Exercise requirements> Give every entry again, word for word and in full.

────────────────────

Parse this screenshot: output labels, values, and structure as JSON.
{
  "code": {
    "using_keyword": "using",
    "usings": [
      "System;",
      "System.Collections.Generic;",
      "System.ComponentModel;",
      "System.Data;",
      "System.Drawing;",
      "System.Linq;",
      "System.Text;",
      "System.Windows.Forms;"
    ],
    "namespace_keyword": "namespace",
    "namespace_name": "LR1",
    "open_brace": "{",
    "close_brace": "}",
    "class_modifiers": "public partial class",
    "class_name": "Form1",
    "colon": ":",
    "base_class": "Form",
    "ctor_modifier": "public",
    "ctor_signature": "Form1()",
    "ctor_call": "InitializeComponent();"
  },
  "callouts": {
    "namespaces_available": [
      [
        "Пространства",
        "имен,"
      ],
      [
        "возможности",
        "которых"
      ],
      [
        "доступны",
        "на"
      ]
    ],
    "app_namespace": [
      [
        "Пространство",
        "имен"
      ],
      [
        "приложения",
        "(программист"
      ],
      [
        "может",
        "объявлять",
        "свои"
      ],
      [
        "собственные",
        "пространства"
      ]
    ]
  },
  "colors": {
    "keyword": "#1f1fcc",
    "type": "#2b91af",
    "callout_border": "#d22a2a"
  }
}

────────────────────

Answer to this problem>
Parse this screenshot: output labels, values, and structure as JSON.
{
  "code": {
    "using_keyword": "using",
    "usings": [
      "System;",
      "System.Collections.Generic;",
      "System.ComponentModel;",
      "System.Data;",
      "System.Drawing;",
      "System.Linq;",
      "System.Text;",
      "System.Windows.Forms;"
    ],
    "namespace_keyword": "namespace",
    "namespace_name": "LR1",
    "open_brace": "{",
    "close_brace": "}",
    "class_modifiers": "public partial class",
    "class_name": "Form1",
    "colon": ":",
    "base_class": "Form",
    "ctor_modifier": "public",
    "ctor_signature": "Form1()",
    "ctor_call": "InitializeComponent();"
  },
  "callouts": {
    "namespaces_available": [
      [
        "Пространства",
        "имен,"
      ],
      [
        "возможности",
        "которых"
      ],
      [
        "доступны",
        "на"
      ]
    ],
    "app_namespace": [
      [
        "Пространство",
        "имен"
      ],
      [
        "приложения",
        "(программист"
      ],
      [
        "может",
        "объявлять",
        "свои"
      ],
      [
        "собственные",
        "пространства"
      ]
    ]
  },
  "colors": {
    "keyword": "#1f1fcc",
    "type": "#2b91af",
    "callout_border": "#d22a2a"
  }
}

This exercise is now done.